▶ [Data]:
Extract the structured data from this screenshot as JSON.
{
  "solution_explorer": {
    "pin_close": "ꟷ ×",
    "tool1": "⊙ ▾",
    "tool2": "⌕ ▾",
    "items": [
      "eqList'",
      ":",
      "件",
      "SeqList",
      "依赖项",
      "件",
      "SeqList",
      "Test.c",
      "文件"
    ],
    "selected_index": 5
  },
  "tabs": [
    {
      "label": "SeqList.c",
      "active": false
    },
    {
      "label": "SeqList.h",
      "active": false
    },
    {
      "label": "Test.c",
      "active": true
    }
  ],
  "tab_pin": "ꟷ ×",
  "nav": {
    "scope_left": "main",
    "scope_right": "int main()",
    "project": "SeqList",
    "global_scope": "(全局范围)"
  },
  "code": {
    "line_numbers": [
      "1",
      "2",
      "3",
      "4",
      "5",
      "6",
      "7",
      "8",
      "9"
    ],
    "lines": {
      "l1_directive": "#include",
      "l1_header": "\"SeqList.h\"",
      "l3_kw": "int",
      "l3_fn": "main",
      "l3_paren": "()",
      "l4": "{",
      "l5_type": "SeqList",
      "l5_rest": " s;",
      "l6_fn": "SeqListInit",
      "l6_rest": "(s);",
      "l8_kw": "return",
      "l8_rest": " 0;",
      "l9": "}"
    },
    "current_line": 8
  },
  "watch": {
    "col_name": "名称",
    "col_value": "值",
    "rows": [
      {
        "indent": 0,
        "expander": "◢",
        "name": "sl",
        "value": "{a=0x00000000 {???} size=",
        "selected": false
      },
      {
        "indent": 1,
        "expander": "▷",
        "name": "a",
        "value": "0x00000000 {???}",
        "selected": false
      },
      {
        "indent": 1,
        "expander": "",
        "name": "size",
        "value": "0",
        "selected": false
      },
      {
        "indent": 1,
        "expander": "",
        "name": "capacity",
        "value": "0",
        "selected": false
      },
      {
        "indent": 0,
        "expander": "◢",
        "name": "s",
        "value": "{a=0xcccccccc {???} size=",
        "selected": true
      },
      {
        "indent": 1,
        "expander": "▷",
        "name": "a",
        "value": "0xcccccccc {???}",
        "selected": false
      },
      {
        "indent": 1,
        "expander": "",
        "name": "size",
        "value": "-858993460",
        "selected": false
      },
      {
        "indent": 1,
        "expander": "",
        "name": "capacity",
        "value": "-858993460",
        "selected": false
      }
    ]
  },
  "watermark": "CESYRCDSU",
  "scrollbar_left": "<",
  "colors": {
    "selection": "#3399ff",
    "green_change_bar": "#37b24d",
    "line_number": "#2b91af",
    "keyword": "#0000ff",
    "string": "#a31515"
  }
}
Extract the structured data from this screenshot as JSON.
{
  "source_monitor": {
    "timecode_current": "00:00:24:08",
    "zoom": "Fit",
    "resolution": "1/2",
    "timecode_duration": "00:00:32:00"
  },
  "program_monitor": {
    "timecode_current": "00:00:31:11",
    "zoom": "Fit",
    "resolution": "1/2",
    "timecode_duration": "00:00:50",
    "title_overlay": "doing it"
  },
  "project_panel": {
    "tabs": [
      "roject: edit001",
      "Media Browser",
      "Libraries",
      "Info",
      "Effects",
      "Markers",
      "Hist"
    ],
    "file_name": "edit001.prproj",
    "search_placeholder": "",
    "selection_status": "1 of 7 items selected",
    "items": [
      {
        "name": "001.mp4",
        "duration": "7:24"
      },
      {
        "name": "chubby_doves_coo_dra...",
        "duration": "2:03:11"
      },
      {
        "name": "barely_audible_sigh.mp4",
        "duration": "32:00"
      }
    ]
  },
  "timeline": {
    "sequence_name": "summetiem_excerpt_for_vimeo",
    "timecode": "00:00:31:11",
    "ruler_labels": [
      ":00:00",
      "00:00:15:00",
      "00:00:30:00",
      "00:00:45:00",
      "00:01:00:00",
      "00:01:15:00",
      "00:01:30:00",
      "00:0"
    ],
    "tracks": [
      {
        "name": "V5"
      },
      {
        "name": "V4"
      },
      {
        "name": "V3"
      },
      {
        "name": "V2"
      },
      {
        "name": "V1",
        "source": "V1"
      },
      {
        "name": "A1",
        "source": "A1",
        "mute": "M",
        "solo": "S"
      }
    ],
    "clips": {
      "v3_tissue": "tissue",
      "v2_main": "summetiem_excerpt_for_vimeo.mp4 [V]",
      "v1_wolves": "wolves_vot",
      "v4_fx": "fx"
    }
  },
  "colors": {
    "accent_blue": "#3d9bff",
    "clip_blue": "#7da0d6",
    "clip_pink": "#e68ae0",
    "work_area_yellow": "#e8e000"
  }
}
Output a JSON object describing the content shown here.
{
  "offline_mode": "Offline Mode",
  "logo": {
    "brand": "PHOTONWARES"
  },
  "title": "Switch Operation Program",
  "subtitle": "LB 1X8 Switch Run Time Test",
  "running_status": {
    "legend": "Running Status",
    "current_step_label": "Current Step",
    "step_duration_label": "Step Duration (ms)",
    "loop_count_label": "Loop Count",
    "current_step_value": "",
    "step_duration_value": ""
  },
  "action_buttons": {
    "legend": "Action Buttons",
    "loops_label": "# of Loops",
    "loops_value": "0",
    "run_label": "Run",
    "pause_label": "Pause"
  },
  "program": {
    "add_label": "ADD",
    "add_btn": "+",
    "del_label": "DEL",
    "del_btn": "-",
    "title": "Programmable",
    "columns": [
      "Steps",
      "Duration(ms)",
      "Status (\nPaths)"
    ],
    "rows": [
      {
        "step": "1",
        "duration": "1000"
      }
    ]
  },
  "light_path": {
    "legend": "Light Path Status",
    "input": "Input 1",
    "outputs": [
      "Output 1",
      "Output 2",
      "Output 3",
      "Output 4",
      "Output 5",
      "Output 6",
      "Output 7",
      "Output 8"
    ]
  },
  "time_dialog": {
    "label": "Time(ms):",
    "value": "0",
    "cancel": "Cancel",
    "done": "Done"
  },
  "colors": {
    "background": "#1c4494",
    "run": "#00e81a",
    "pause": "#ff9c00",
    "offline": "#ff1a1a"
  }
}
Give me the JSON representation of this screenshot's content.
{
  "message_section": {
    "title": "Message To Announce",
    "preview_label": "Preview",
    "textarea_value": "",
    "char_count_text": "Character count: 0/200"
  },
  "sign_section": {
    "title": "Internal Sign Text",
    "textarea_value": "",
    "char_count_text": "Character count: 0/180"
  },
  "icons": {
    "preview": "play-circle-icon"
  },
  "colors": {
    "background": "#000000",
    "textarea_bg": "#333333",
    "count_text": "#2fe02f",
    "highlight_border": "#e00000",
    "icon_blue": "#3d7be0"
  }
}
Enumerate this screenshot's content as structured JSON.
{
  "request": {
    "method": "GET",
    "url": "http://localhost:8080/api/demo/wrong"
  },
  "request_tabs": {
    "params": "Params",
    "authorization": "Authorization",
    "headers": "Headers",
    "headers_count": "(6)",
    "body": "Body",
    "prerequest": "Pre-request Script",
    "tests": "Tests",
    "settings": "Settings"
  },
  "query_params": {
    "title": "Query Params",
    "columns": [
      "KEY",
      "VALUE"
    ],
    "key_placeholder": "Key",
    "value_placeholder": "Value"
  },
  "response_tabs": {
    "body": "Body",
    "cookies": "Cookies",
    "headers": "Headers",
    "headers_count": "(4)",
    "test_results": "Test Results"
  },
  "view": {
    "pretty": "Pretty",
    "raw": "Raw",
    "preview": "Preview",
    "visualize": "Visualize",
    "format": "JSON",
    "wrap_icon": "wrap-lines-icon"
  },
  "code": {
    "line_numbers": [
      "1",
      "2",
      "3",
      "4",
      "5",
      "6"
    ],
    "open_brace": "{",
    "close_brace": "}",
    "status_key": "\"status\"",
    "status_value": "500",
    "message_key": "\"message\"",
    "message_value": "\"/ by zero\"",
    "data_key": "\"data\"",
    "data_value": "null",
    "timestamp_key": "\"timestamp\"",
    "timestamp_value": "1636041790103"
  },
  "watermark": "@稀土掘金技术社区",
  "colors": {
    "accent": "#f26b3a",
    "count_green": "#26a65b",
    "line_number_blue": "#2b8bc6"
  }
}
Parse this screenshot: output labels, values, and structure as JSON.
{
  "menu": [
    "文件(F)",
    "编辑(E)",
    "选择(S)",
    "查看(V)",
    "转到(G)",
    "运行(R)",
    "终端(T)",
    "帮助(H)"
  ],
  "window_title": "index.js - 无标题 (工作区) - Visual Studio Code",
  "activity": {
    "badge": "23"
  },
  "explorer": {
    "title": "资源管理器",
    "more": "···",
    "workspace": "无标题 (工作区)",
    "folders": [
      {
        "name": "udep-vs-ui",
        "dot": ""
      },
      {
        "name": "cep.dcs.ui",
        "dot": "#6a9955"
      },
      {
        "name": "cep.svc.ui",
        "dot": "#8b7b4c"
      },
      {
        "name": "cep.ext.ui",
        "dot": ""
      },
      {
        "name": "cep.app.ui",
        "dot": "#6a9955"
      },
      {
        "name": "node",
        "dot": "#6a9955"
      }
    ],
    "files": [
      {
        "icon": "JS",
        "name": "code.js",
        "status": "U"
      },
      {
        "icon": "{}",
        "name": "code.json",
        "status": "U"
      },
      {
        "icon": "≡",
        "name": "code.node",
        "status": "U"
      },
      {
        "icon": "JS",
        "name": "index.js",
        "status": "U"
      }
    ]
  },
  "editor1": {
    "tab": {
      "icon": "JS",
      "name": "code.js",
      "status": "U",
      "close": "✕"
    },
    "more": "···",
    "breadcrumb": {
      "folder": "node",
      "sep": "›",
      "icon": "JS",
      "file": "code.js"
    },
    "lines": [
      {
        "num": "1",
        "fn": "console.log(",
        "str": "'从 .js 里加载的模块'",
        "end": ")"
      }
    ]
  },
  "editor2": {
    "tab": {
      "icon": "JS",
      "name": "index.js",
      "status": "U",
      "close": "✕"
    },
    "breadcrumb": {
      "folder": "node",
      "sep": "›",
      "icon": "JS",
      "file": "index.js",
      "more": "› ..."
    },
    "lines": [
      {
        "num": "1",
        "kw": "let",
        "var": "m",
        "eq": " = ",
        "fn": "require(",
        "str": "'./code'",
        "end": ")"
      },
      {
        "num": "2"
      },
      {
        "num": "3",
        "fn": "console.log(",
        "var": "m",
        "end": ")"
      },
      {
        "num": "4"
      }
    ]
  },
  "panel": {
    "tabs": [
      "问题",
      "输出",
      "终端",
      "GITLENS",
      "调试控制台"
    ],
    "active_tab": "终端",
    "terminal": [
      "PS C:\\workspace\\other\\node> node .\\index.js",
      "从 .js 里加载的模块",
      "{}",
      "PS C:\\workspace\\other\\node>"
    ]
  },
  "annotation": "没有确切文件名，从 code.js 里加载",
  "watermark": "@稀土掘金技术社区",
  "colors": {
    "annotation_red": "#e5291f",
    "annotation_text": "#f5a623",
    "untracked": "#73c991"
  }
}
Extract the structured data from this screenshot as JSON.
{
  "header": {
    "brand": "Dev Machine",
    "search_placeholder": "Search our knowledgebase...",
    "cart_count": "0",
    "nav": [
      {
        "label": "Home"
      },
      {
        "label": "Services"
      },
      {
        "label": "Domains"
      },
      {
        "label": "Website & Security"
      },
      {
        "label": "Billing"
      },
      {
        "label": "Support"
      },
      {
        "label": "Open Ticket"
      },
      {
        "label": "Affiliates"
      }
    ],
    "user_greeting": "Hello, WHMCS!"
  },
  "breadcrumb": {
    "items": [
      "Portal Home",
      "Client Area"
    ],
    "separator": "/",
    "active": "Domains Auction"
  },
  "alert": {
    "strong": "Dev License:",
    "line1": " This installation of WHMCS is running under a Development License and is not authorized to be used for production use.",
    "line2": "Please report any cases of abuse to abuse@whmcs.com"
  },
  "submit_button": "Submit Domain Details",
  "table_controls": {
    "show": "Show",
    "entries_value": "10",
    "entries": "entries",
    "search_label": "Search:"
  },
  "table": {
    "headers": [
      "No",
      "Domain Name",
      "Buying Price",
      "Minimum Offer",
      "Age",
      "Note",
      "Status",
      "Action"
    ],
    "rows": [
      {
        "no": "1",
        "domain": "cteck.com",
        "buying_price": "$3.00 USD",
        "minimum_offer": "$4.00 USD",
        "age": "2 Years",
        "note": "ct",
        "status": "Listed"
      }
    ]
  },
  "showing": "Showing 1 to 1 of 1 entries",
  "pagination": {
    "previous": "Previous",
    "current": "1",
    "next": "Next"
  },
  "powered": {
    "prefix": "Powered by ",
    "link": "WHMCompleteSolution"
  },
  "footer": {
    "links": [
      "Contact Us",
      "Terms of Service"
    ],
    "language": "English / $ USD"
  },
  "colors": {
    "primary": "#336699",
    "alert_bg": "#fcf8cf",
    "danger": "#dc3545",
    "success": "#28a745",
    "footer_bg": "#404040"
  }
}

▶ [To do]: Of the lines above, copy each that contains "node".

▶ [Response for this exercise]:
        "name": "node",
        "name": "code.node",
      "folder": "node",
      "folder": "node",
      "PS C:\\workspace\\other\\node> node .\\index.js",
      "PS C:\\workspace\\other\\node>"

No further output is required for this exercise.